Bigfoot chose NOVO to develop the missing component of the system: an insulin pump controller to coordinate the operation of the other devices in the network. NOVO provided the electronics hardware, embedded software (firmware), and enclosure design for the custom pump controller. NOVO also manufactured the devices used for Bigfoot’s first clinical trial under our ISO 13485:2016 certification.
The elements of the solution Bigfoot envisioned included a blood glucose meter (BGM), CGM, mobile medical application, web services (with cloud-based data analytics capabilities and portals for patients and providers), FDA-approved insulin pump body, and the custom insulin pump controller. This type of automated medication delivery system was formerly referred to by the FDA as an artificial pancreas system because it approximates the function of a human pancreas, which is to regulate blood glucose through the production of insulin. Because blood glucose levels that are significantly out of range can result in negative long-term health effects, including death, automated insulin delivery systems are designated as Class III medical devices by the FDA.
The controller NOVO designed uses multi-role capabilities supported by the Bluetooth 4.1 standard. It establishes the body-area network by communicating with each of the system components and manages medication delivery using patient-specific, proprietary algorithms developed by Bigfoot and implemented in the controller’s embedded software (firmware).
Firmware Solution #1: Secure Connected Health
The security of medical devices in general, and infusion pumps in particular, is of great concern to regulatory bodies and the InfoSec community. Although security beyond standard BLE encryption was not within NOVO’s original scope, NOVO engineers took the initiative to design for all data at rest to be encrypted, knowing that this would be required in the commercial device. When the product nears commercialization, the controller will be able to securely store medically sensitive patient data involved in diabetes management; furthermore, the software architecture will neatly accommodate encryption for all data in transit, which increases system security and protects patient privacy in a highly connected medical device.
Firmware Solution #2: Integrated Medical Device Software Test Framework
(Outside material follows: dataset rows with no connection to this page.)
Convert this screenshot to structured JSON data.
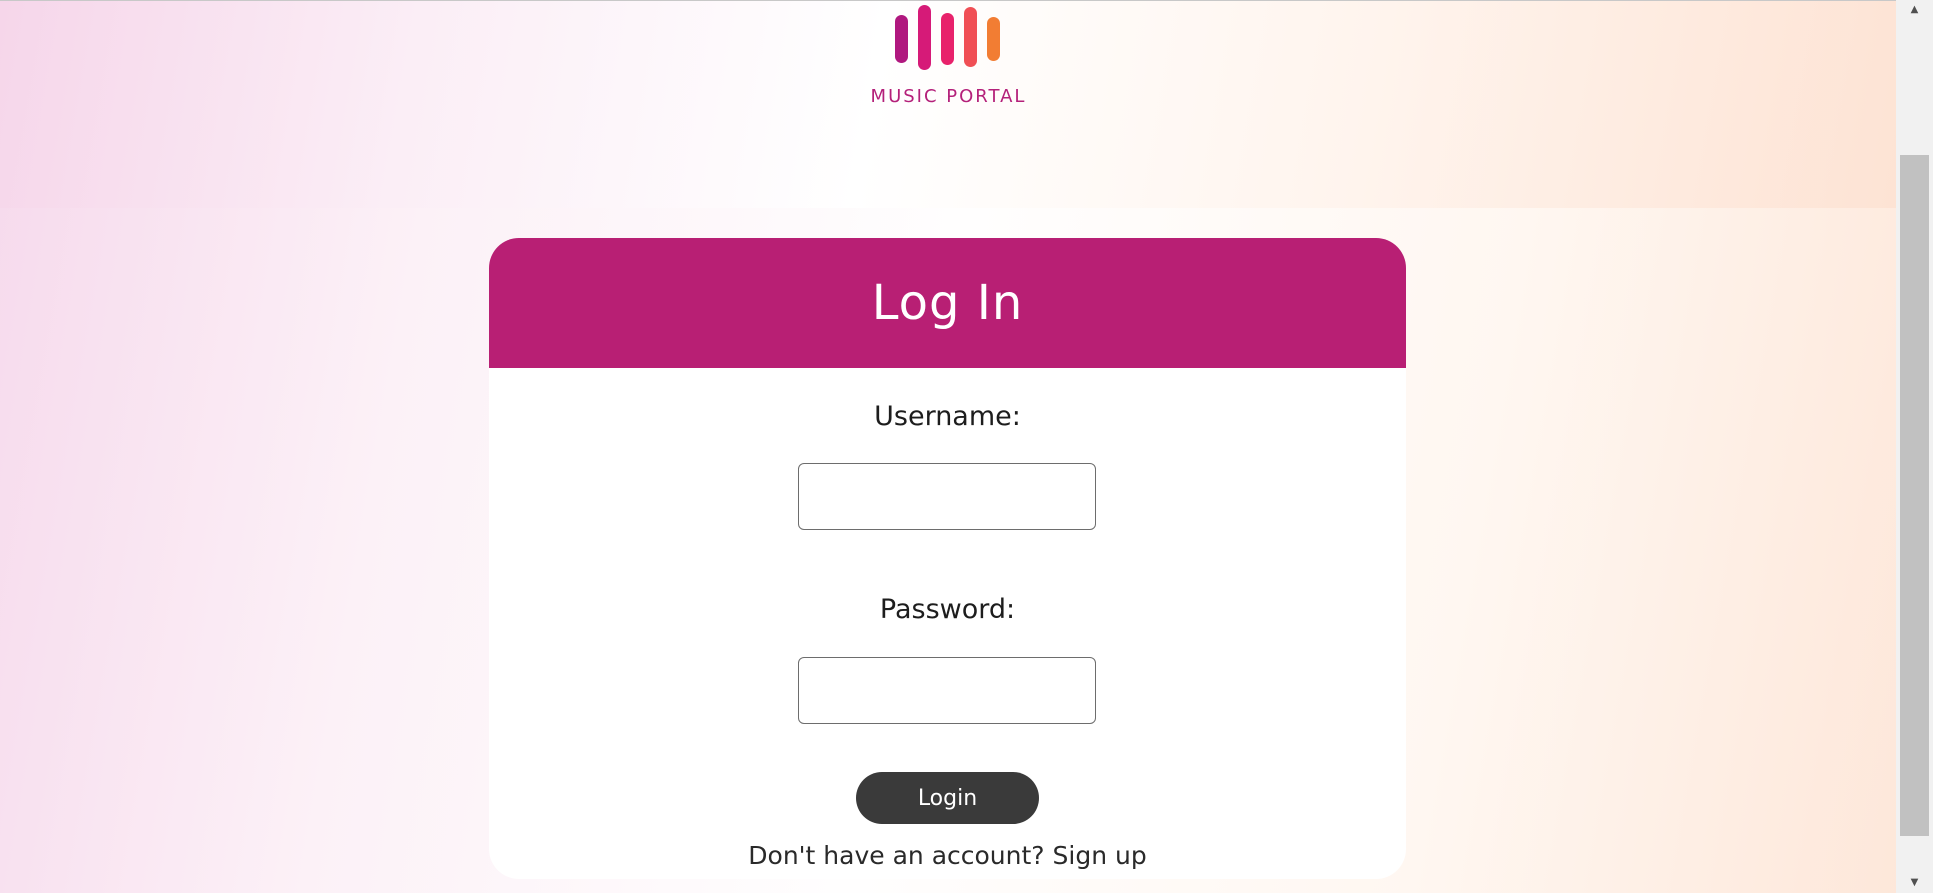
{
  "brand": {
    "name": "MUSIC PORTAL",
    "logo_icon": "equalizer-bars-icon",
    "colors": [
      "#b0187f",
      "#d61a78",
      "#e8226b",
      "#f04f55",
      "#f27d33"
    ]
  },
  "card": {
    "title": "Log In",
    "header_color": "#b81f74"
  },
  "form": {
    "username_label": "Username:",
    "username_value": "",
    "password_label": "Password:",
    "password_value": "",
    "submit_label": "Login",
    "signup_prompt": "Don't have an account?",
    "signup_link": "Sign up"
  },
  "scrollbar": {
    "up_icon": "scroll-up-arrow-icon",
    "down_icon": "scroll-down-arrow-icon"
  }
}
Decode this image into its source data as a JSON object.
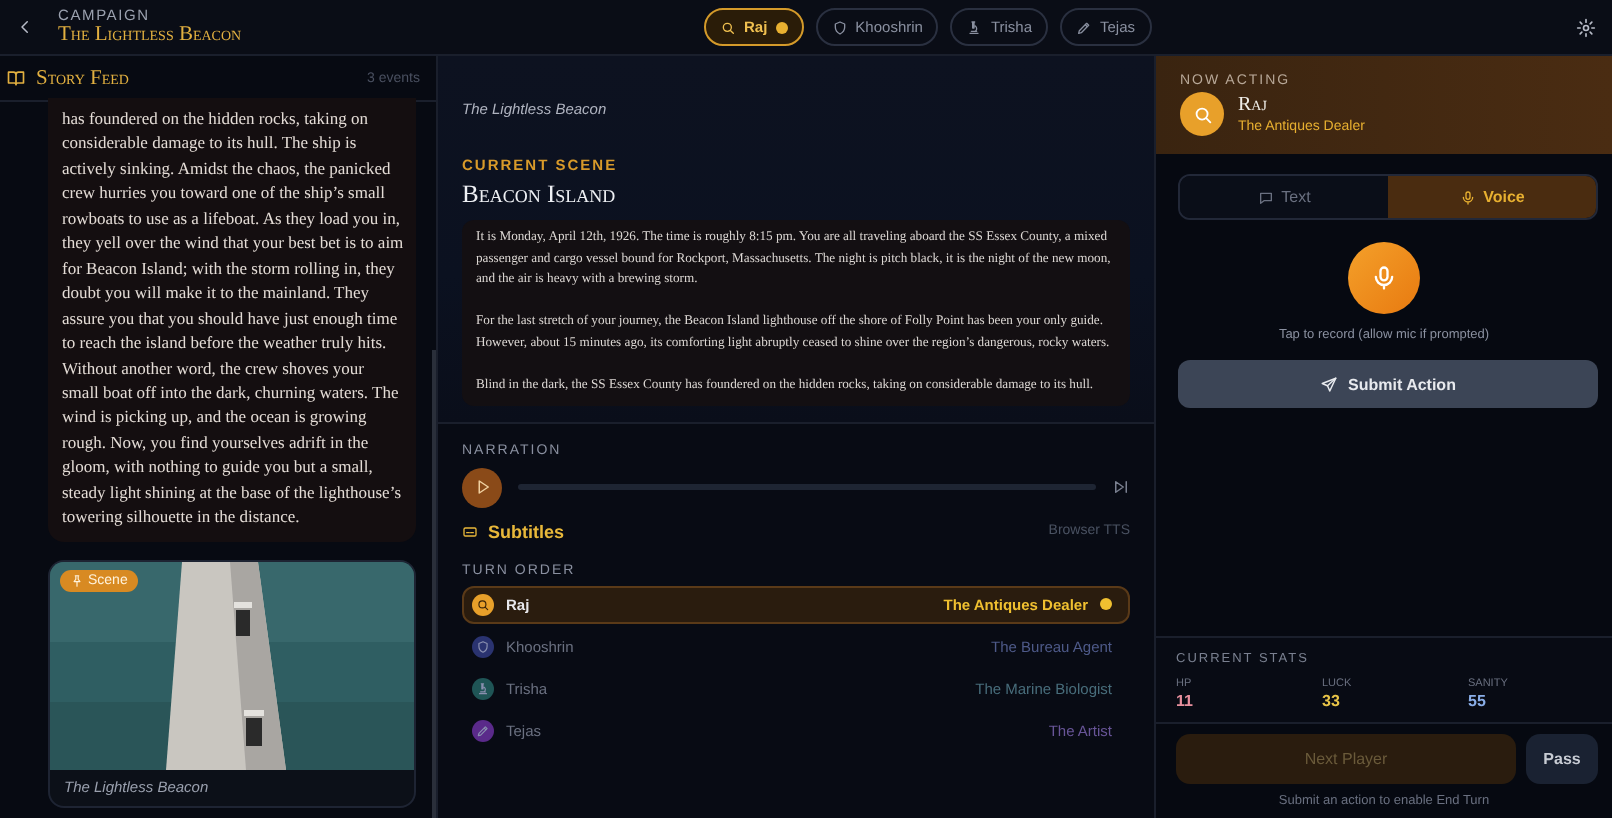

In a 2002 report, the US FDA CDRH stated that 79% of software-related medical device recalls were attributed to software defects introduced when software was changed after initial production and distribution.1 To address this risk, continuous integration testing was incorporated early in the software development plan. To accomplish this, a method of automatically testing the firmware without impacting software runtime in an appreciable way would be necessary.
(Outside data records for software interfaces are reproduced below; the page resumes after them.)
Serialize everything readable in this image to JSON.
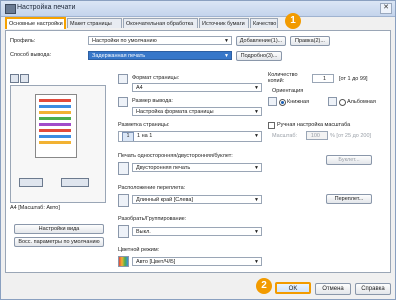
{
  "window": {
    "title": "Настройка печати",
    "close": "✕"
  },
  "tabs": [
    {
      "label": "Основные настройки"
    },
    {
      "label": "Макет страницы"
    },
    {
      "label": "Окончательная обработка"
    },
    {
      "label": "Источник бумаги"
    },
    {
      "label": "Качество"
    }
  ],
  "badges": {
    "one": "1",
    "two": "2"
  },
  "profile": {
    "label": "Профиль:",
    "value": "Настройки по умолчанию",
    "add": "Добавление(1)...",
    "edit": "Правка(2)..."
  },
  "output": {
    "label": "Способ вывода:",
    "value": "Задержанная печать",
    "details": "Подробно(3)..."
  },
  "preview": {
    "caption": "A4 [Масштаб: Авто]",
    "view_settings": "Настройки вида",
    "restore": "Восс. параметры по умолчанию"
  },
  "page_format": {
    "label": "Формат страницы:",
    "value": "A4"
  },
  "output_size": {
    "label": "Размер вывода:",
    "value": "Настройка формата страницы"
  },
  "copies": {
    "label": "Количество копий:",
    "value": "1",
    "range": "[от 1 до 99]"
  },
  "orientation": {
    "label": "Ориентация",
    "portrait": "Книжная",
    "landscape": "Альбомная"
  },
  "layout": {
    "label": "Разметка страницы:",
    "value": "1 на 1"
  },
  "manual_scale": {
    "label": "Ручная настройка масштаба",
    "scale_label": "Масштаб:",
    "value": "100",
    "range": "% [от 25 до 200]"
  },
  "booklet": {
    "label": "Буклет..."
  },
  "duplex": {
    "label": "Печать односторонняя/двусторонняя/буклет:",
    "value": "Двусторонняя печать"
  },
  "binding": {
    "label": "Расположение переплета:",
    "value": "Длинный край [Слева]",
    "gutter": "Переплет..."
  },
  "collate": {
    "label": "Разобрать/Группирование:",
    "value": "Выкл."
  },
  "color_mode": {
    "label": "Цветной режим:",
    "value": "Авто [Цвет/Ч/Б]"
  },
  "footer": {
    "ok": "OK",
    "cancel": "Отмена",
    "help": "Справка"
  }
}
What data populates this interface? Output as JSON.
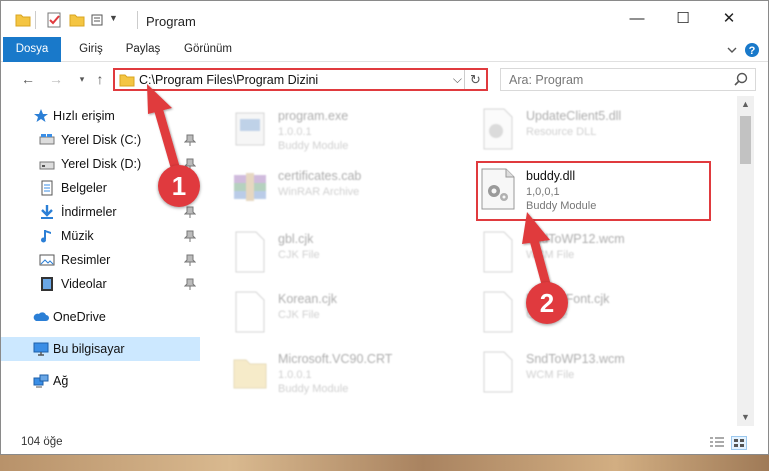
{
  "window": {
    "title": "Program",
    "controls": {
      "minimize": "—",
      "maximize": "☐",
      "close": "✕"
    }
  },
  "ribbon": {
    "tabs": [
      "Dosya",
      "Giriş",
      "Paylaş",
      "Görünüm"
    ],
    "help_icon": "help-icon"
  },
  "navigation": {
    "address_path": "C:\\Program Files\\Program Dizini",
    "search_placeholder": "Ara: Program"
  },
  "sidebar": {
    "items": [
      {
        "label": "Hızlı erişim",
        "icon": "star-icon"
      },
      {
        "label": "Yerel Disk (C:)",
        "icon": "drive-icon",
        "pinned": true
      },
      {
        "label": "Yerel Disk (D:)",
        "icon": "drive-icon",
        "pinned": true
      },
      {
        "label": "Belgeler",
        "icon": "documents-icon",
        "pinned": true
      },
      {
        "label": "İndirmeler",
        "icon": "downloads-icon",
        "pinned": true
      },
      {
        "label": "Müzik",
        "icon": "music-icon",
        "pinned": true
      },
      {
        "label": "Resimler",
        "icon": "pictures-icon",
        "pinned": true
      },
      {
        "label": "Videolar",
        "icon": "videos-icon",
        "pinned": true
      },
      {
        "label": "OneDrive",
        "icon": "cloud-icon"
      },
      {
        "label": "Bu bilgisayar",
        "icon": "computer-icon",
        "selected": true
      },
      {
        "label": "Ağ",
        "icon": "network-icon"
      }
    ]
  },
  "files": [
    {
      "name": "program.exe",
      "sub1": "1.0.0.1",
      "sub2": "Buddy Module",
      "faded": true,
      "icon": "exe-icon"
    },
    {
      "name": "UpdateClient5.dll",
      "sub1": "Resource DLL",
      "sub2": "",
      "faded": true,
      "icon": "dll-icon"
    },
    {
      "name": "certificates.cab",
      "sub1": "WinRAR Archive",
      "sub2": "",
      "faded": true,
      "icon": "archive-icon"
    },
    {
      "name": "buddy.dll",
      "sub1": "1,0,0,1",
      "sub2": "Buddy Module",
      "faded": false,
      "icon": "dll-icon"
    },
    {
      "name": "gbl.cjk",
      "sub1": "CJK File",
      "sub2": "",
      "faded": true,
      "icon": "file-icon"
    },
    {
      "name": "SndToWP12.wcm",
      "sub1": "WCM File",
      "sub2": "",
      "faded": true,
      "icon": "file-icon"
    },
    {
      "name": "Korean.cjk",
      "sub1": "CJK File",
      "sub2": "",
      "faded": true,
      "icon": "file-icon"
    },
    {
      "name": "DefaultFont.cjk",
      "sub1": "CJK File",
      "sub2": "",
      "faded": true,
      "icon": "file-icon"
    },
    {
      "name": "Microsoft.VC90.CRT",
      "sub1": "1.0.0.1",
      "sub2": "Buddy Module",
      "faded": true,
      "icon": "folder-icon"
    },
    {
      "name": "SndToWP13.wcm",
      "sub1": "WCM File",
      "sub2": "",
      "faded": true,
      "icon": "file-icon"
    }
  ],
  "status": {
    "count": "104 öğe"
  },
  "annotations": {
    "badge1": "1",
    "badge2": "2",
    "color": "#e03a3e"
  }
}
The developers were able to create a data model that separated test framework communications from other internal communications, so tests can run without affecting the behavior of the system. The only meaningful impact was a small increase in RAM.
The Engineering Behind Great Products
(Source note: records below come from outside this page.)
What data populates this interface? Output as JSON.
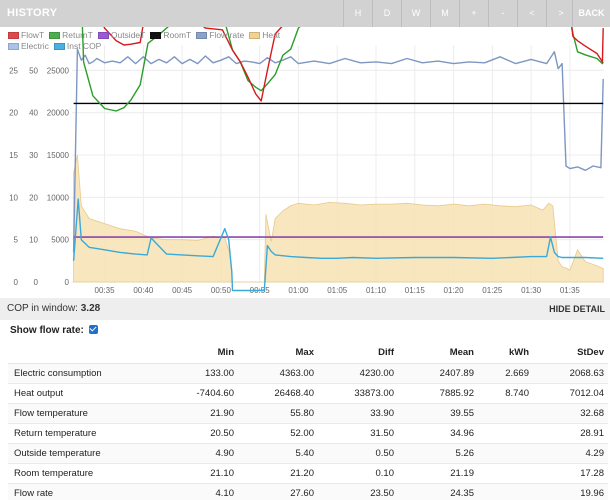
{
  "header": {
    "title": "HISTORY",
    "buttons": [
      "H",
      "D",
      "W",
      "M",
      "+",
      "-",
      "<",
      ">",
      "BACK"
    ]
  },
  "legend": [
    {
      "label": "FlowT",
      "color": "#e0484a"
    },
    {
      "label": "ReturnT",
      "color": "#4cae4c"
    },
    {
      "label": "OutsideT",
      "color": "#9b59d6"
    },
    {
      "label": "RoomT",
      "color": "#111111"
    },
    {
      "label": "Flow rate",
      "color": "#8aa3c8"
    },
    {
      "label": "Heat",
      "color": "#f3d18f"
    },
    {
      "label": "Electric",
      "color": "#a9c4e8"
    },
    {
      "label": "Inst COP",
      "color": "#4ab0e0"
    }
  ],
  "chart_data": {
    "type": "line",
    "x_ticks": [
      "00:35",
      "00:40",
      "00:45",
      "00:50",
      "00:55",
      "01:00",
      "01:05",
      "01:10",
      "01:15",
      "01:20",
      "01:25",
      "01:30",
      "01:35"
    ],
    "y_left_ticks": [
      "0",
      "5",
      "10",
      "15",
      "20",
      "25"
    ],
    "y_mid_ticks": [
      "0",
      "10",
      "20",
      "30",
      "40",
      "50"
    ],
    "y_right_ticks": [
      "0",
      "5000",
      "10000",
      "15000",
      "20000",
      "25000"
    ],
    "series": [
      {
        "name": "FlowT",
        "color": "#d7191c",
        "x": [
          31.0,
          31.7,
          32.3,
          33.5,
          35,
          36.5,
          37.5,
          38.4,
          39.6,
          40.6,
          42,
          44,
          46,
          48,
          50.2,
          51.5,
          52.5,
          53.5,
          54.5,
          55.2,
          56,
          57,
          58,
          59,
          60,
          62,
          64,
          66,
          70,
          75,
          80,
          85,
          90,
          92.5,
          93.3,
          93.8,
          94.5,
          95.4,
          96,
          97.1,
          98.5,
          99.2,
          99.3
        ],
        "y": [
          45,
          50,
          41,
          33,
          30,
          28.5,
          28,
          28.1,
          28.3,
          33.8,
          33,
          31.8,
          31.5,
          30,
          29.8,
          27.4,
          26,
          24.2,
          22.2,
          21.4,
          25,
          29.3,
          30.3,
          32,
          34,
          35.4,
          36.5,
          37.8,
          40.5,
          43.7,
          46.5,
          49.6,
          52.5,
          54.5,
          55.6,
          53,
          35,
          29,
          28.5,
          27.8,
          27,
          26,
          30
        ]
      },
      {
        "name": "ReturnT",
        "color": "#2a9d2a",
        "x": [
          31.0,
          31.7,
          32.3,
          33.5,
          35,
          36.5,
          37.5,
          38.4,
          39.6,
          40.6,
          42,
          44,
          46,
          48,
          50.2,
          51.5,
          52.5,
          53.5,
          54.5,
          55.2,
          56,
          57,
          58,
          59,
          60,
          62,
          64,
          66,
          70,
          75,
          80,
          85,
          90,
          92.5,
          93.3,
          93.8,
          94.5,
          95.4,
          96,
          97.1,
          98.5,
          99.2,
          99.3
        ],
        "y": [
          40,
          42,
          26,
          22,
          20.5,
          20.2,
          20.6,
          21.5,
          23.3,
          28.2,
          29.2,
          30.8,
          31.8,
          32.2,
          31.8,
          27.4,
          26,
          23.8,
          23,
          22.6,
          23.4,
          24.5,
          26.8,
          27.5,
          30,
          31.8,
          32.8,
          34,
          36.5,
          39.5,
          42.5,
          45.6,
          48.7,
          50.4,
          51.8,
          50.9,
          34,
          29.3,
          27.2,
          26.8,
          26.4,
          25.8,
          26
        ]
      },
      {
        "name": "RoomT",
        "color": "#000000",
        "x": [
          31,
          99.3
        ],
        "y": [
          21.1,
          21.1
        ]
      },
      {
        "name": "OutsideT",
        "color": "#8e44ad",
        "x": [
          31,
          99.3
        ],
        "y": [
          5.3,
          5.3
        ]
      },
      {
        "name": "Flow rate",
        "color": "#7d97c2",
        "x": [
          31,
          31.5,
          32,
          32.5,
          33,
          33.5,
          34,
          35,
          36,
          37,
          38,
          39,
          40,
          41,
          42,
          43,
          44,
          45,
          46,
          47,
          48,
          49,
          50,
          51,
          52,
          53,
          54,
          55,
          56,
          57,
          58,
          59,
          60,
          62,
          64,
          66,
          68,
          70,
          72,
          74,
          76,
          78,
          80,
          82,
          84,
          86,
          88,
          90,
          92,
          93,
          93.5,
          94,
          94.5,
          95,
          96,
          97,
          98,
          99,
          99.3
        ],
        "y": [
          3.5,
          27.5,
          26.2,
          26.8,
          25.8,
          26,
          26.4,
          25.9,
          26.1,
          25.9,
          26.6,
          25.8,
          26.6,
          25.8,
          26.3,
          25.9,
          26.6,
          25.8,
          26.3,
          25.8,
          26.7,
          25.9,
          26.2,
          26.6,
          25.8,
          26.1,
          26,
          25.8,
          26.5,
          25.9,
          26.2,
          26.6,
          25.8,
          26.1,
          25.8,
          26.4,
          25.9,
          26,
          25.8,
          26.4,
          25.9,
          26.1,
          25.8,
          26,
          25.9,
          26.6,
          25.8,
          26.3,
          25.8,
          27.2,
          25.2,
          25.8,
          13.7,
          13.4,
          13.6,
          13.2,
          13.7,
          13.5,
          24
        ]
      },
      {
        "name": "Inst COP",
        "color": "#3aa9d8",
        "x": [
          31,
          31.6,
          32,
          33,
          35,
          37,
          39,
          40.5,
          41,
          43,
          45,
          47,
          49,
          50.5,
          51,
          51.4,
          51.5,
          55.6,
          56,
          56.5,
          57,
          59,
          61,
          63,
          65,
          67,
          70,
          75,
          80,
          85,
          90,
          92,
          92.5,
          93,
          93.5,
          94,
          95,
          97,
          99.3
        ],
        "y": [
          2.5,
          9.8,
          5,
          4.1,
          3.8,
          3.5,
          3.3,
          3.2,
          5.2,
          3.3,
          3.2,
          3.1,
          3.0,
          6.3,
          5,
          1.2,
          -2,
          -2,
          4.3,
          3.6,
          3.2,
          3.0,
          2.9,
          2.8,
          2.8,
          2.9,
          2.8,
          2.9,
          2.9,
          2.8,
          3.0,
          3.0,
          5.3,
          3.5,
          3.0,
          2.9,
          2.9,
          2.9,
          2.8
        ]
      },
      {
        "name": "Heat",
        "color": "#f3d18f",
        "x": [
          31,
          31.5,
          32,
          33,
          35,
          37,
          39,
          41,
          43,
          45,
          47,
          49,
          50.5,
          51.2,
          51.5,
          55.6,
          55.8,
          56.5,
          57,
          58,
          59,
          60,
          62,
          64,
          66,
          68,
          70,
          72,
          74,
          76,
          78,
          80,
          82,
          84,
          86,
          88,
          90,
          91.5,
          92.3,
          92.8,
          93.5,
          94,
          94.6,
          95,
          96,
          97,
          98.5,
          99.3
        ],
        "y": [
          12.9,
          15,
          9,
          7.5,
          6.9,
          6.3,
          6,
          5.2,
          5.0,
          5.0,
          4.9,
          5.4,
          5.2,
          3.2,
          0,
          0,
          8,
          4.8,
          7.5,
          8.4,
          9.0,
          9.3,
          9.1,
          9.4,
          9.3,
          9.1,
          9.2,
          9.2,
          9.3,
          9.1,
          9.0,
          9.2,
          9.0,
          9.2,
          9.0,
          8.9,
          9.1,
          8.5,
          9.3,
          9.0,
          2.5,
          1.8,
          1.6,
          1.4,
          3.8,
          2.4,
          1.9,
          1.6
        ]
      }
    ],
    "ylim": [
      0,
      28
    ]
  },
  "cop": {
    "label": "COP in window:",
    "value": "3.28",
    "hide_label": "HIDE DETAIL"
  },
  "flow_option": {
    "label": "Show flow rate:",
    "checked": true
  },
  "table": {
    "headers": [
      "",
      "Min",
      "Max",
      "Diff",
      "Mean",
      "kWh",
      "StDev"
    ],
    "rows": [
      [
        "Electric consumption",
        "133.00",
        "4363.00",
        "4230.00",
        "2407.89",
        "2.669",
        "2068.63"
      ],
      [
        "Heat output",
        "-7404.60",
        "26468.40",
        "33873.00",
        "7885.92",
        "8.740",
        "7012.04"
      ],
      [
        "Flow temperature",
        "21.90",
        "55.80",
        "33.90",
        "39.55",
        "",
        "32.68"
      ],
      [
        "Return temperature",
        "20.50",
        "52.00",
        "31.50",
        "34.96",
        "",
        "28.91"
      ],
      [
        "Outside temperature",
        "4.90",
        "5.40",
        "0.50",
        "5.26",
        "",
        "4.29"
      ],
      [
        "Room temperature",
        "21.10",
        "21.20",
        "0.10",
        "21.19",
        "",
        "17.28"
      ],
      [
        "Flow rate",
        "4.10",
        "27.60",
        "23.50",
        "24.35",
        "",
        "19.96"
      ]
    ]
  }
}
NOVO’s insulin pump embedded design contributions to this medical device development program, including the incorporation of control algorithms developed by Bigfoot, integrated a set of discrete devices into a body area network that functions as a closed loop medication delivery system—a major step along the road to creating a true artificial pancreas. Clinical trials are now underway for this Class III automated insulin delivery device.
Learn about our electronics hardware and enclosure development for this product here.
Here is a video from Bigfoot.
- Center for Devices and Radiological Health. (2002, January 11). General Principles of Software Validation; Final Guidance for Industry and FDA Staff (Document UCM085371). Retrieved September 1, 2016. Document access here.